Saved entries
:::

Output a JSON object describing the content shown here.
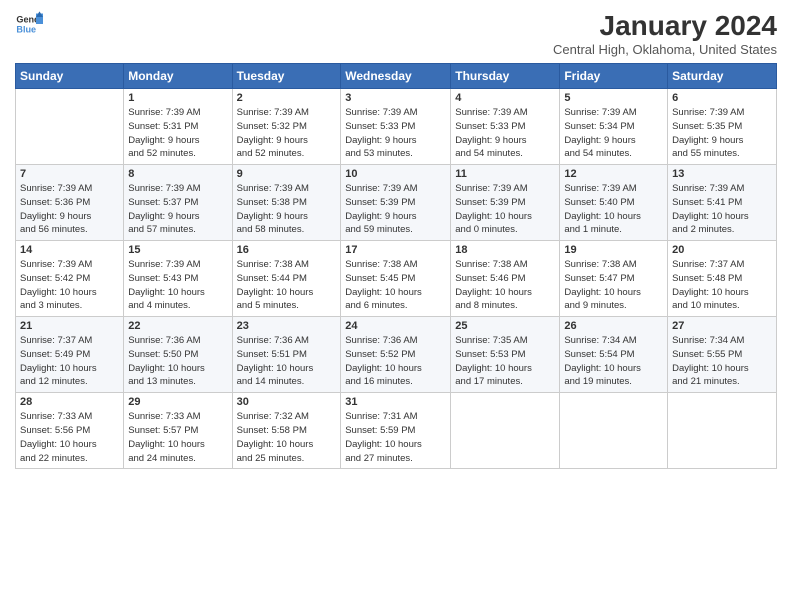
{
  "logo": {
    "line1": "General",
    "line2": "Blue"
  },
  "title": "January 2024",
  "subtitle": "Central High, Oklahoma, United States",
  "days_header": [
    "Sunday",
    "Monday",
    "Tuesday",
    "Wednesday",
    "Thursday",
    "Friday",
    "Saturday"
  ],
  "weeks": [
    [
      {
        "num": "",
        "info": ""
      },
      {
        "num": "1",
        "info": "Sunrise: 7:39 AM\nSunset: 5:31 PM\nDaylight: 9 hours\nand 52 minutes."
      },
      {
        "num": "2",
        "info": "Sunrise: 7:39 AM\nSunset: 5:32 PM\nDaylight: 9 hours\nand 52 minutes."
      },
      {
        "num": "3",
        "info": "Sunrise: 7:39 AM\nSunset: 5:33 PM\nDaylight: 9 hours\nand 53 minutes."
      },
      {
        "num": "4",
        "info": "Sunrise: 7:39 AM\nSunset: 5:33 PM\nDaylight: 9 hours\nand 54 minutes."
      },
      {
        "num": "5",
        "info": "Sunrise: 7:39 AM\nSunset: 5:34 PM\nDaylight: 9 hours\nand 54 minutes."
      },
      {
        "num": "6",
        "info": "Sunrise: 7:39 AM\nSunset: 5:35 PM\nDaylight: 9 hours\nand 55 minutes."
      }
    ],
    [
      {
        "num": "7",
        "info": "Sunrise: 7:39 AM\nSunset: 5:36 PM\nDaylight: 9 hours\nand 56 minutes."
      },
      {
        "num": "8",
        "info": "Sunrise: 7:39 AM\nSunset: 5:37 PM\nDaylight: 9 hours\nand 57 minutes."
      },
      {
        "num": "9",
        "info": "Sunrise: 7:39 AM\nSunset: 5:38 PM\nDaylight: 9 hours\nand 58 minutes."
      },
      {
        "num": "10",
        "info": "Sunrise: 7:39 AM\nSunset: 5:39 PM\nDaylight: 9 hours\nand 59 minutes."
      },
      {
        "num": "11",
        "info": "Sunrise: 7:39 AM\nSunset: 5:39 PM\nDaylight: 10 hours\nand 0 minutes."
      },
      {
        "num": "12",
        "info": "Sunrise: 7:39 AM\nSunset: 5:40 PM\nDaylight: 10 hours\nand 1 minute."
      },
      {
        "num": "13",
        "info": "Sunrise: 7:39 AM\nSunset: 5:41 PM\nDaylight: 10 hours\nand 2 minutes."
      }
    ],
    [
      {
        "num": "14",
        "info": "Sunrise: 7:39 AM\nSunset: 5:42 PM\nDaylight: 10 hours\nand 3 minutes."
      },
      {
        "num": "15",
        "info": "Sunrise: 7:39 AM\nSunset: 5:43 PM\nDaylight: 10 hours\nand 4 minutes."
      },
      {
        "num": "16",
        "info": "Sunrise: 7:38 AM\nSunset: 5:44 PM\nDaylight: 10 hours\nand 5 minutes."
      },
      {
        "num": "17",
        "info": "Sunrise: 7:38 AM\nSunset: 5:45 PM\nDaylight: 10 hours\nand 6 minutes."
      },
      {
        "num": "18",
        "info": "Sunrise: 7:38 AM\nSunset: 5:46 PM\nDaylight: 10 hours\nand 8 minutes."
      },
      {
        "num": "19",
        "info": "Sunrise: 7:38 AM\nSunset: 5:47 PM\nDaylight: 10 hours\nand 9 minutes."
      },
      {
        "num": "20",
        "info": "Sunrise: 7:37 AM\nSunset: 5:48 PM\nDaylight: 10 hours\nand 10 minutes."
      }
    ],
    [
      {
        "num": "21",
        "info": "Sunrise: 7:37 AM\nSunset: 5:49 PM\nDaylight: 10 hours\nand 12 minutes."
      },
      {
        "num": "22",
        "info": "Sunrise: 7:36 AM\nSunset: 5:50 PM\nDaylight: 10 hours\nand 13 minutes."
      },
      {
        "num": "23",
        "info": "Sunrise: 7:36 AM\nSunset: 5:51 PM\nDaylight: 10 hours\nand 14 minutes."
      },
      {
        "num": "24",
        "info": "Sunrise: 7:36 AM\nSunset: 5:52 PM\nDaylight: 10 hours\nand 16 minutes."
      },
      {
        "num": "25",
        "info": "Sunrise: 7:35 AM\nSunset: 5:53 PM\nDaylight: 10 hours\nand 17 minutes."
      },
      {
        "num": "26",
        "info": "Sunrise: 7:34 AM\nSunset: 5:54 PM\nDaylight: 10 hours\nand 19 minutes."
      },
      {
        "num": "27",
        "info": "Sunrise: 7:34 AM\nSunset: 5:55 PM\nDaylight: 10 hours\nand 21 minutes."
      }
    ],
    [
      {
        "num": "28",
        "info": "Sunrise: 7:33 AM\nSunset: 5:56 PM\nDaylight: 10 hours\nand 22 minutes."
      },
      {
        "num": "29",
        "info": "Sunrise: 7:33 AM\nSunset: 5:57 PM\nDaylight: 10 hours\nand 24 minutes."
      },
      {
        "num": "30",
        "info": "Sunrise: 7:32 AM\nSunset: 5:58 PM\nDaylight: 10 hours\nand 25 minutes."
      },
      {
        "num": "31",
        "info": "Sunrise: 7:31 AM\nSunset: 5:59 PM\nDaylight: 10 hours\nand 27 minutes."
      },
      {
        "num": "",
        "info": ""
      },
      {
        "num": "",
        "info": ""
      },
      {
        "num": "",
        "info": ""
      }
    ]
  ]
}
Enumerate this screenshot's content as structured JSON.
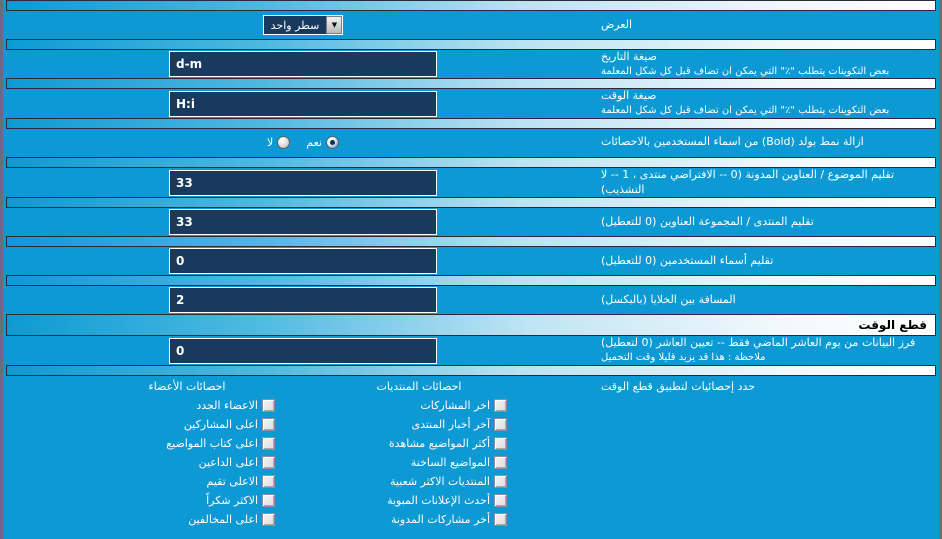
{
  "colors": {
    "background": "#0d9ad4",
    "input_fill": "#173a5e",
    "text": "#ffffff",
    "border": "#6b6b80"
  },
  "rows": [
    {
      "label": "العرض",
      "sub": "",
      "control": "select",
      "value": "سطر واحد"
    },
    {
      "label": "صيغة التاريخ",
      "sub": "بعض التكوينات يتطلب \"٪\" التي يمكن ان تضاف قبل كل شكل المعلمة",
      "control": "text",
      "value": "d-m"
    },
    {
      "label": "صيغة الوقت",
      "sub": "بعض التكوينات يتطلب \"٪\" التي يمكن ان تضاف قبل كل شكل المعلمة",
      "control": "text",
      "value": "H:i"
    },
    {
      "label": "ازالة نمط بولد (Bold) من اسماء المستخدمين بالاحصائات",
      "sub": "",
      "control": "radio",
      "value": "نعم"
    },
    {
      "label": "تقليم الموضوع / العناوين المدونة (0 -- الافتراضي منتدى ، 1 -- لا التشذيب)",
      "sub": "",
      "control": "text",
      "value": "33"
    },
    {
      "label": "تقليم المنتدى / المجموعة العناوين (0 للتعطيل)",
      "sub": "",
      "control": "text",
      "value": "33"
    },
    {
      "label": "تقليم أسماء المستخدمين (0 للتعطيل)",
      "sub": "",
      "control": "text",
      "value": "0"
    },
    {
      "label": "المسافة بين الخلايا (بالبكسل)",
      "sub": "",
      "control": "text",
      "value": "2"
    }
  ],
  "section": {
    "title": "قطع الوقت"
  },
  "timecut_row": {
    "label": "فرز البيانات من يوم العاشر الماضي فقط -- تعيين العاشر (0 لتعطيل)",
    "sub": "ملاحظة : هذا قد يزيد قليلا وقت التحميل",
    "value": "0"
  },
  "radio_options": {
    "yes": "نعم",
    "no": "لا"
  },
  "checkbox_section": {
    "label": "حدد إحصائيات لتطبيق قطع الوقت",
    "columns": [
      {
        "title": "احصائات المنتديات",
        "items": [
          {
            "label": "اخر المشاركات",
            "checked": false
          },
          {
            "label": "آخر أخبار المنتدى",
            "checked": false
          },
          {
            "label": "أكثر المواضيع مشاهدة",
            "checked": false
          },
          {
            "label": "المواضيع الساخنة",
            "checked": false
          },
          {
            "label": "المنتديات الاكثر شعبية",
            "checked": false
          },
          {
            "label": "أحدث الإعلانات المبوبة",
            "checked": false
          },
          {
            "label": "أخر مشاركات المدونة",
            "checked": false
          }
        ]
      },
      {
        "title": "احصائات الأعضاء",
        "items": [
          {
            "label": "الاعضاء الجدد",
            "checked": false
          },
          {
            "label": "اعلى المشاركين",
            "checked": false
          },
          {
            "label": "اعلى كتاب المواضيع",
            "checked": false
          },
          {
            "label": "اعلى الداعين",
            "checked": false
          },
          {
            "label": "الاعلى تقيم",
            "checked": false
          },
          {
            "label": "الاكثر شكراً",
            "checked": false
          },
          {
            "label": "اعلى المخالفين",
            "checked": false
          }
        ]
      }
    ]
  },
  "icons": {
    "dropdown_arrow": "▼"
  }
}
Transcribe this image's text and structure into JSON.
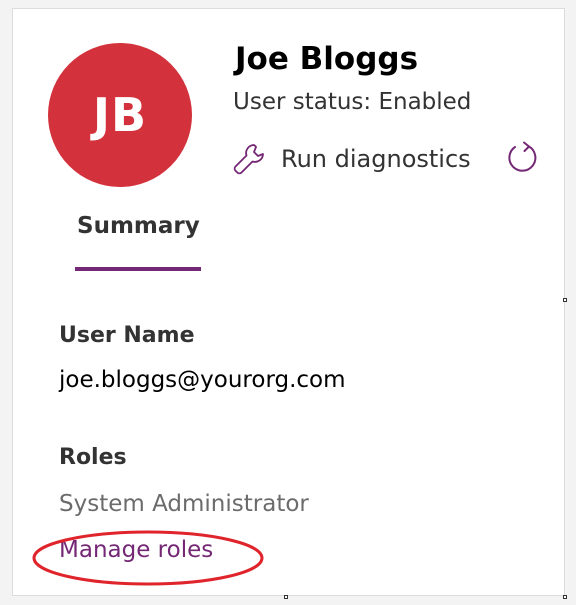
{
  "profile": {
    "initials": "JB",
    "name": "Joe Bloggs",
    "status": "User status: Enabled",
    "avatar_color": "#d3323c"
  },
  "actions": {
    "run_diagnostics_label": "Run diagnostics",
    "wrench_icon": "wrench-icon",
    "refresh_icon": "refresh-icon"
  },
  "tabs": [
    {
      "label": "Summary",
      "active": true
    }
  ],
  "fields": {
    "user_name_label": "User Name",
    "user_name_value": "joe.bloggs@yourorg.com",
    "roles_label": "Roles",
    "roles_value": "System Administrator",
    "manage_roles_link": "Manage roles"
  },
  "colors": {
    "accent": "#742774",
    "annotation": "#e0242c"
  }
}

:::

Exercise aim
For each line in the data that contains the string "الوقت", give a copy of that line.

Expected answer
      "label": "صيغة الوقت",
    "title": "قطع الوقت"
    "label": "حدد إحصائيات لتطبيق قطع الوقت",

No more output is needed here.